The Arctic Fleece Boots are available in five sizes by weight, from Extra Small (under 20 pounds) to Extra Large (over 60 pounds). For $5, you get what you pay for.
In another case of a badly named product made by Ethical Products, we found the Waterproof Quilted Boots to be neither, either. The material is “quilted” in only the most generous sense; the outer layer of lightweight nylon fabric is stitched with a quilted pattern, but it doesn’t hold any other layers together. The inner layer is a nylon material so thin that our test dog’s nails caused “runs” from just a few steps around the house. As with the felt boots described above, a circular patch of vinyl (in this case, vinyl with a slight texture) is sewn on the bottom, but no matter; the boots do not stay in position, and the soles generally end up on top of the dog’s feet.

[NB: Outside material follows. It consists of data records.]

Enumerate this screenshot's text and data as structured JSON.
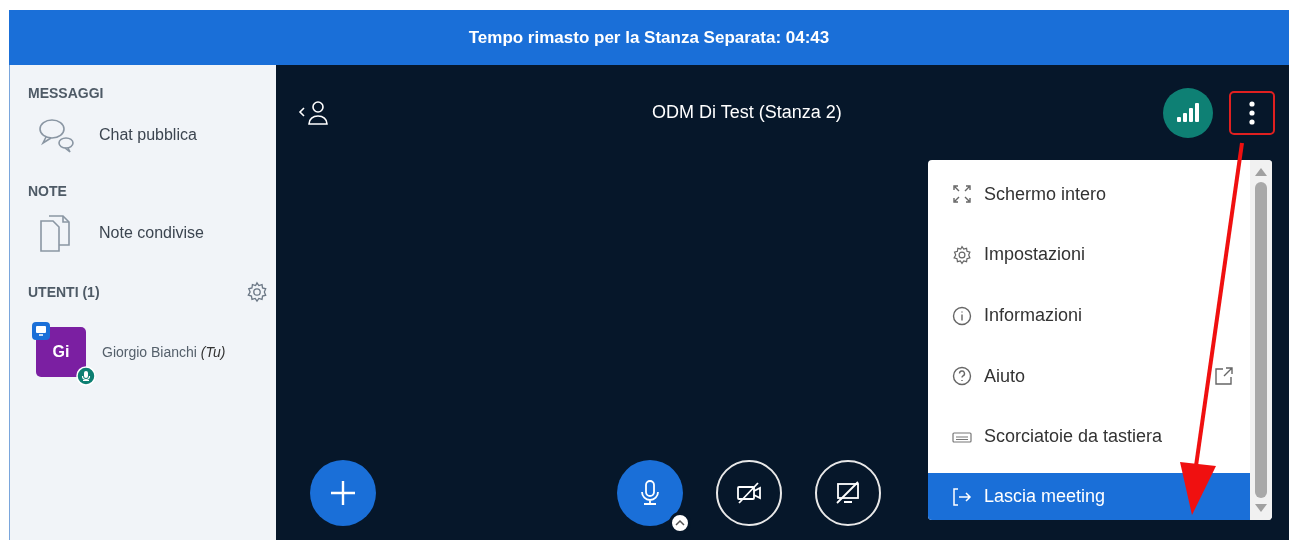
{
  "timer_bar": {
    "text": "Tempo rimasto per la Stanza Separata: 04:43"
  },
  "sidebar": {
    "sections": [
      {
        "heading": "MESSAGGI",
        "items": [
          {
            "kind": "chat",
            "label": "Chat pubblica"
          }
        ]
      },
      {
        "heading": "NOTE",
        "items": [
          {
            "kind": "notes",
            "label": "Note condivise"
          }
        ]
      }
    ],
    "users": {
      "heading": "UTENTI (1)",
      "list": [
        {
          "initials": "Gi",
          "name": "Giorgio Bianchi",
          "suffix": "(Tu)",
          "color": "#7b1fa2",
          "presenter": true,
          "mic": true
        }
      ]
    }
  },
  "main": {
    "title": "ODM Di Test (Stanza 2)",
    "menu": {
      "items": [
        {
          "kind": "fullscreen",
          "label": "Schermo intero",
          "selected": false,
          "external": false
        },
        {
          "kind": "settings",
          "label": "Impostazioni",
          "selected": false,
          "external": false
        },
        {
          "kind": "info",
          "label": "Informazioni",
          "selected": false,
          "external": false
        },
        {
          "kind": "help",
          "label": "Aiuto",
          "selected": false,
          "external": true
        },
        {
          "kind": "keyboard",
          "label": "Scorciatoie da tastiera",
          "selected": false,
          "external": false
        },
        {
          "kind": "leave",
          "label": "Lascia meeting",
          "selected": true,
          "external": false
        }
      ]
    },
    "controls": [
      {
        "kind": "actions",
        "on": true
      },
      {
        "kind": "mic",
        "on": true
      },
      {
        "kind": "camera",
        "on": false
      },
      {
        "kind": "screen",
        "on": false
      }
    ]
  }
}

Is there anything nice to say? The synthetic fleece lining around ankles is a nice gesture toward comfort, and the Velcro strap appears appropriately long. The boots slip on easily, and the material is soft. They are available in five sizes, from Extra Small (under 20 pounds) to Extra Large (over 60 pounds). The boots are cute (too cute?), available in red or blue, and cheap at $7.
We didn’t have much use for Pawtectors, either. Made by Pedigree Perfection of Tamarac, Florida and sold by Valley Vet Supply, they are unlike any other boots we saw – perhaps for a reason.
The material Pawtectors are made from is a very unusual composite; it’s a flexible, fully sealed rubberized material on the outside that is soft and fuzzy on the inside. We’ve seen heavy-duty rubber kitchen gloves made of similar material. The top and bottom of the boots are identical; in fact, the packaging suggests turning the boots around when one side gets worn out. It seems durable enough, but it also seems like a dog would get overheated in these boots; there is no breathability to the material.
Also, the unattached Velcro strap is prone to getting misplaced. The rubberized sheath bends with the dog’s motion but doesn’t mold to fit the foot well – there is too much excess material even when boot is fitted according to size chart. And finally, the boots fell off our test dogs several times.
Pawtectors are available in five sizes, from XS (1.75”) to XL (3.75”). They slip on easily, and are available in black or red. At $17 to $22, depending on size, they are no bargain.
Note: This product bears the ASPCA Seal Of Approval, but don’t let that influence your decision. (See “What’s a Seal of Approval Worth,” WDJ, October 2000.)
But our absolute scorn is reserved for the Dog Boots made by Four Paws Products Ltd. of Hauppauge, New York. Modeled on “people” boots, this product hardly fits a dog’s foot and ankle anatomy and the strap cannot be tightened enough to stay on. They are essentially “dress up” boots – something you would put on a doll-like dog you hold in your arms. The boots are available in five sizes, XS (1.5”) to XL (3.5”), and available in red or black. The price is low, but entirely too high for a product that is totally useless. How this product continues to stay on the market, except as a gag gift, is beyond us.
-By Pat Miller